[Opening Data under study section]
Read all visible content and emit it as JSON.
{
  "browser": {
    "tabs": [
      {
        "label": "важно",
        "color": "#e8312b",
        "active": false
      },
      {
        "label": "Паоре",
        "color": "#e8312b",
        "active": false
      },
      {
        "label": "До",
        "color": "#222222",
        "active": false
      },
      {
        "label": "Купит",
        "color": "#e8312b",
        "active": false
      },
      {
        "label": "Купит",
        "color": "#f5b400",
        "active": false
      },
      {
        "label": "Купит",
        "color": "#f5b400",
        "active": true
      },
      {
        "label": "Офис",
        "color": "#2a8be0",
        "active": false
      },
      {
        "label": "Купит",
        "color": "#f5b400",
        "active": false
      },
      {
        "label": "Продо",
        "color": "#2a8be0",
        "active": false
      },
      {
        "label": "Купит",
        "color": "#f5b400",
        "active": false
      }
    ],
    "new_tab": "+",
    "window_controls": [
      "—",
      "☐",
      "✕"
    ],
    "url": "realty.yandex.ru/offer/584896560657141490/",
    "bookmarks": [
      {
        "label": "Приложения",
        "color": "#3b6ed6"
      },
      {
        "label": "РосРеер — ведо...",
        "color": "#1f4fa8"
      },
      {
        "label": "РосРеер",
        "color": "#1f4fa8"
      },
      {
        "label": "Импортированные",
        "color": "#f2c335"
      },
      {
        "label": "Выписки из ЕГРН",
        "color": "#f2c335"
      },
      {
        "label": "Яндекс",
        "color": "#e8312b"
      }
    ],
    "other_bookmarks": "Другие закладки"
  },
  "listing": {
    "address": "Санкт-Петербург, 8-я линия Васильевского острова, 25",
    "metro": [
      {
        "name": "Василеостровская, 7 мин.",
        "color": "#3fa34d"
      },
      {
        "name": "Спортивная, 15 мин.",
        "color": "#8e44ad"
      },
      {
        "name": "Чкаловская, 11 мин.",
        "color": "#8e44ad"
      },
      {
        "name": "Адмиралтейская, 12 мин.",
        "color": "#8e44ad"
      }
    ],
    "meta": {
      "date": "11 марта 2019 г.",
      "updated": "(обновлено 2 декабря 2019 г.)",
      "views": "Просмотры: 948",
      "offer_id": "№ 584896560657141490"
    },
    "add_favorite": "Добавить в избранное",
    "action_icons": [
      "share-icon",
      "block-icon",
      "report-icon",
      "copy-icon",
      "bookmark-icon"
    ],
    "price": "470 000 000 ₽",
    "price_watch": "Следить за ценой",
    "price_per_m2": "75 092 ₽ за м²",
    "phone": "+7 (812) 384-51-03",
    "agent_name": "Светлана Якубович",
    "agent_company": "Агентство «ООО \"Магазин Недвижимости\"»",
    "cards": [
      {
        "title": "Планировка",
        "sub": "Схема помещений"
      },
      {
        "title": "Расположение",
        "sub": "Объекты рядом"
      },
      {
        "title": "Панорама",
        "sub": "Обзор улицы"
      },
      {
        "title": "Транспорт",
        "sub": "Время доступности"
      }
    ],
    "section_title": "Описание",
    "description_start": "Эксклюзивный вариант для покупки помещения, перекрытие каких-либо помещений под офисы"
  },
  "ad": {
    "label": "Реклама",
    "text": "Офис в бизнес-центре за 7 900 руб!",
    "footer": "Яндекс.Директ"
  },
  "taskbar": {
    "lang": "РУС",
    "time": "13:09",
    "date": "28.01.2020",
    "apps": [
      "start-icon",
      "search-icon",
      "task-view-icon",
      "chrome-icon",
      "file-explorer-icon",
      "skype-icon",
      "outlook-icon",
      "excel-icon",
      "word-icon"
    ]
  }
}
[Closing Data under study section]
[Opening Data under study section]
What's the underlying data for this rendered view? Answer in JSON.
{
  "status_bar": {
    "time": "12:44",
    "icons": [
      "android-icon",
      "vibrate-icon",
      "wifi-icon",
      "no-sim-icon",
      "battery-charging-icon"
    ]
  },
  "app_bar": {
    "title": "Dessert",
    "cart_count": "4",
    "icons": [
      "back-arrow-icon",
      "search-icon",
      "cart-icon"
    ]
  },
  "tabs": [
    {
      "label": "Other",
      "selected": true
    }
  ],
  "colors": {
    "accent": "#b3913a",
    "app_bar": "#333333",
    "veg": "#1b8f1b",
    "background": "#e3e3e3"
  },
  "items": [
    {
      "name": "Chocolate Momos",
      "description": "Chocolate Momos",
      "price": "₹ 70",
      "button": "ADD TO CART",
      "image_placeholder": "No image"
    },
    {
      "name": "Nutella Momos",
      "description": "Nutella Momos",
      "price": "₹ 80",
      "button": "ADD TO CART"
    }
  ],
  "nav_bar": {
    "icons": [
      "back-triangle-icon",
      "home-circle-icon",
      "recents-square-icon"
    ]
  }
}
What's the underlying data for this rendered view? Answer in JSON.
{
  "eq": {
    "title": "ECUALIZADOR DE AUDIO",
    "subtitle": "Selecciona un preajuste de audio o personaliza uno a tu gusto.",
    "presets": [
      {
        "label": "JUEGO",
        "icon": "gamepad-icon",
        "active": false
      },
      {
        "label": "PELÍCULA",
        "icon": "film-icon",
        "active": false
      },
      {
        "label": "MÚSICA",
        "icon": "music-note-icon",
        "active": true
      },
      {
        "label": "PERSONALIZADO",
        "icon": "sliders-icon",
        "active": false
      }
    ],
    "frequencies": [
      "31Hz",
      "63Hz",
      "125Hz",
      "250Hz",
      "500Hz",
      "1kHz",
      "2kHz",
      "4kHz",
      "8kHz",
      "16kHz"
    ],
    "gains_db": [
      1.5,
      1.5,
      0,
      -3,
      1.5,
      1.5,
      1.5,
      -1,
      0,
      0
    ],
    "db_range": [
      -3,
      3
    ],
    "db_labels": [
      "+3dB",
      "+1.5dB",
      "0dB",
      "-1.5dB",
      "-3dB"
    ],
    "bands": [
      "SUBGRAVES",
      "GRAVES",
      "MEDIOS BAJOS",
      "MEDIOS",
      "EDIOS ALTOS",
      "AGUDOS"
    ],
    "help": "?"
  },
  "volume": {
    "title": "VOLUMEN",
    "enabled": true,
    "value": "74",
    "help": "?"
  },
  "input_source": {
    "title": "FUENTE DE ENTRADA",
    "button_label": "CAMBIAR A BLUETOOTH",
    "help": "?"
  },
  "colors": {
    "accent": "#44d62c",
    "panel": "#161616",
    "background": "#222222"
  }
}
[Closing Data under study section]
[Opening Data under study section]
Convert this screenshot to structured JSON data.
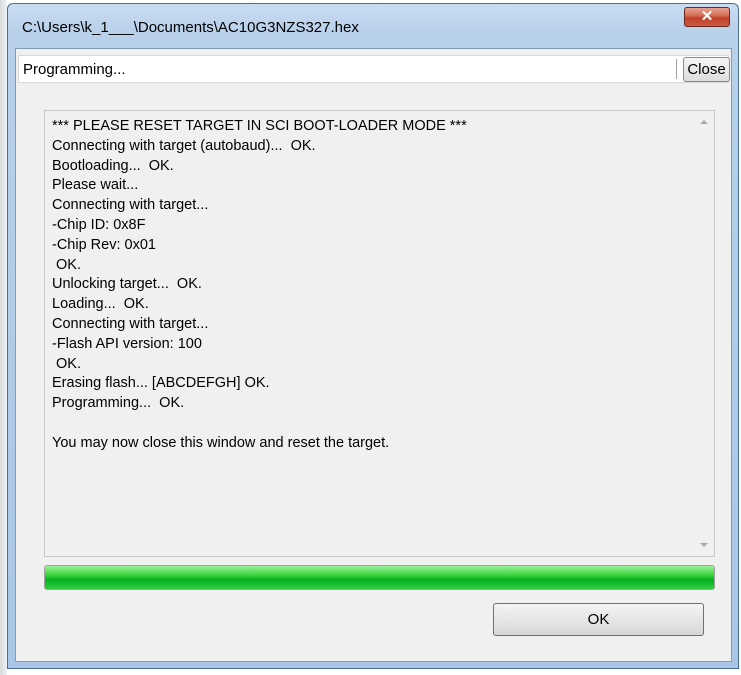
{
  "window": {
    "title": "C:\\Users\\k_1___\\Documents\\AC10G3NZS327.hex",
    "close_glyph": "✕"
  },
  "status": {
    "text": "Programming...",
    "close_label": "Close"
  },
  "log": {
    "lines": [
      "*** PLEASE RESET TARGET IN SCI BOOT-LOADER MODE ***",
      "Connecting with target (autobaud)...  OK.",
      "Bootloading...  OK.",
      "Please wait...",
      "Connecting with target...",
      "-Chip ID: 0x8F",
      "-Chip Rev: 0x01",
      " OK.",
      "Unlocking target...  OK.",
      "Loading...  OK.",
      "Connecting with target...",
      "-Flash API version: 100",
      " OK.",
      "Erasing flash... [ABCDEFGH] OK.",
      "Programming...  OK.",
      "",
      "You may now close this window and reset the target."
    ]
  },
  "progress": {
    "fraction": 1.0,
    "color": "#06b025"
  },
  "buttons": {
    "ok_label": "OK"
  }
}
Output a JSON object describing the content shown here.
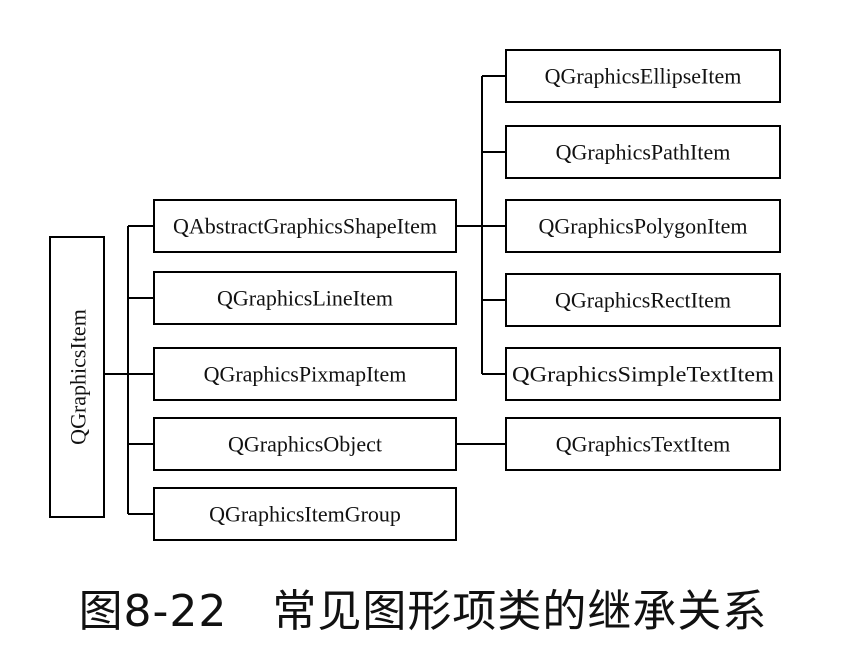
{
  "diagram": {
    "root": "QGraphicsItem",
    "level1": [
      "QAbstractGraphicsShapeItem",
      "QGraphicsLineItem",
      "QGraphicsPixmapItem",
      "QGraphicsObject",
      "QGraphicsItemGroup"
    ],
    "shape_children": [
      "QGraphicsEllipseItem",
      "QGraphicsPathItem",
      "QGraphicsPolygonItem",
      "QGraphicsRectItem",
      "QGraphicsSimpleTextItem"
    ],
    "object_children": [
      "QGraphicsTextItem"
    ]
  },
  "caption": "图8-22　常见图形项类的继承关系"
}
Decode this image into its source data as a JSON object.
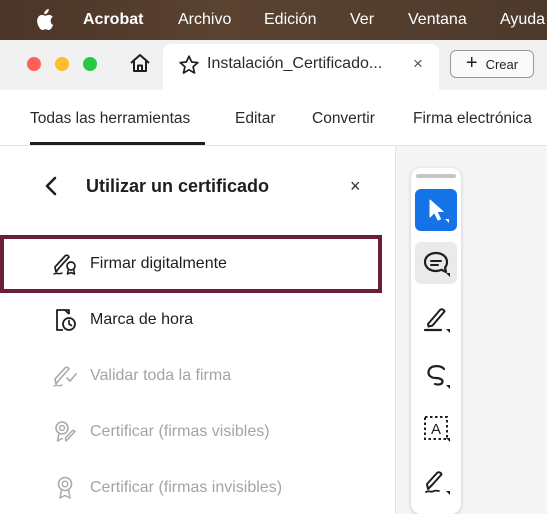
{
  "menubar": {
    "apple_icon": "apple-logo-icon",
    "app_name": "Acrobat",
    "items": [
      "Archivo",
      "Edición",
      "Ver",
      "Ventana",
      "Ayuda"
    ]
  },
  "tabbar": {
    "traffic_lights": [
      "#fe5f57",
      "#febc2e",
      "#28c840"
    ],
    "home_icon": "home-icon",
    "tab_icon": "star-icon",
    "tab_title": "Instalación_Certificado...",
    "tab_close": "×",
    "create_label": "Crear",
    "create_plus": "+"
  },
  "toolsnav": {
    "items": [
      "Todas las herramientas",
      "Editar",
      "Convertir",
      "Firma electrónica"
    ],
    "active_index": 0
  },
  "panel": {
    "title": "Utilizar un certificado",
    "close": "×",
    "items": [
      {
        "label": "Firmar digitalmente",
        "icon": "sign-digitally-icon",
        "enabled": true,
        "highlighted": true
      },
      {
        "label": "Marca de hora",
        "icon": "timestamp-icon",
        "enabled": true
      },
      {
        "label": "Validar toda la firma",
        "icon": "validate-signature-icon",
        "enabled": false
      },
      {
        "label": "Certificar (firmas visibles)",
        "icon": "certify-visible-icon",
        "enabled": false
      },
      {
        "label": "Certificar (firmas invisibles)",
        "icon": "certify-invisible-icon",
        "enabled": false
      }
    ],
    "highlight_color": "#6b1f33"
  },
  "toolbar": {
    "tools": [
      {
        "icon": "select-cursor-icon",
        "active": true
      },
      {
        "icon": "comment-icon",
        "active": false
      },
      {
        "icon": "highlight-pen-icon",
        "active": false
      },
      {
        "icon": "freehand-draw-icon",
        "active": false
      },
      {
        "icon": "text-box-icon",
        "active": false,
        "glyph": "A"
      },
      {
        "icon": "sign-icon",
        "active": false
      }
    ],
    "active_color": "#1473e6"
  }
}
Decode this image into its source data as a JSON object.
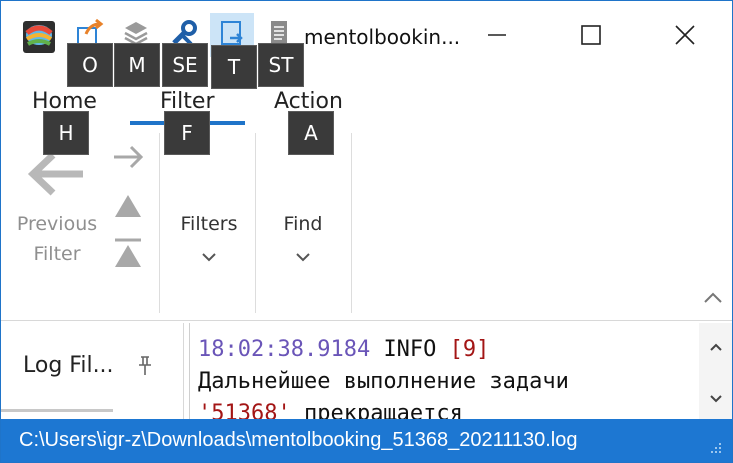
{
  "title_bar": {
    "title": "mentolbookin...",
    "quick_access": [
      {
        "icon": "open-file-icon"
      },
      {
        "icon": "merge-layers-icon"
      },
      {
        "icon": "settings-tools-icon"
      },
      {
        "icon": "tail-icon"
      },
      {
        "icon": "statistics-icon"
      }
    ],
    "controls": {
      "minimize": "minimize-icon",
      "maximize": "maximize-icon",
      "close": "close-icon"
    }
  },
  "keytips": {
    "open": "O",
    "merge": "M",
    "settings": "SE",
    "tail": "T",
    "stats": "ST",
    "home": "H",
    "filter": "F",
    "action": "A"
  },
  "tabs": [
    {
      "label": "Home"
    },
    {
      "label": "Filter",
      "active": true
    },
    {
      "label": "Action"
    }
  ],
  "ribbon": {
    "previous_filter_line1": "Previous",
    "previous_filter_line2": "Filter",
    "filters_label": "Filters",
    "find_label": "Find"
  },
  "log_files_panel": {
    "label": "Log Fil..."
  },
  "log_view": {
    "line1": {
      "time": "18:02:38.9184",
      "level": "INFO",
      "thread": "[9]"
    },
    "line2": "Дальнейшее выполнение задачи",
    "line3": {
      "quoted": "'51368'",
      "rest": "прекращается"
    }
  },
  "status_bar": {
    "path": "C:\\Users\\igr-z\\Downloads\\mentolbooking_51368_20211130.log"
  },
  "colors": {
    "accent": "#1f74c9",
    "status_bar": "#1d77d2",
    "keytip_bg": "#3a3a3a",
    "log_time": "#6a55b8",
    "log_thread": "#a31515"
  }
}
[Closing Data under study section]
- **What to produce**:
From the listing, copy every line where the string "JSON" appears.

- **Response below**:
Read all visible content and emit it as JSON.
What's the underlying data for this rendered view? Answer in JSON.
What's the underlying data for this rendered view? Answer in JSON.
Convert this screenshot to structured JSON data.
Output a JSON object describing the content shown here.
Decode this image into its source data as a JSON object.
Decode this image into its source data as a JSON object.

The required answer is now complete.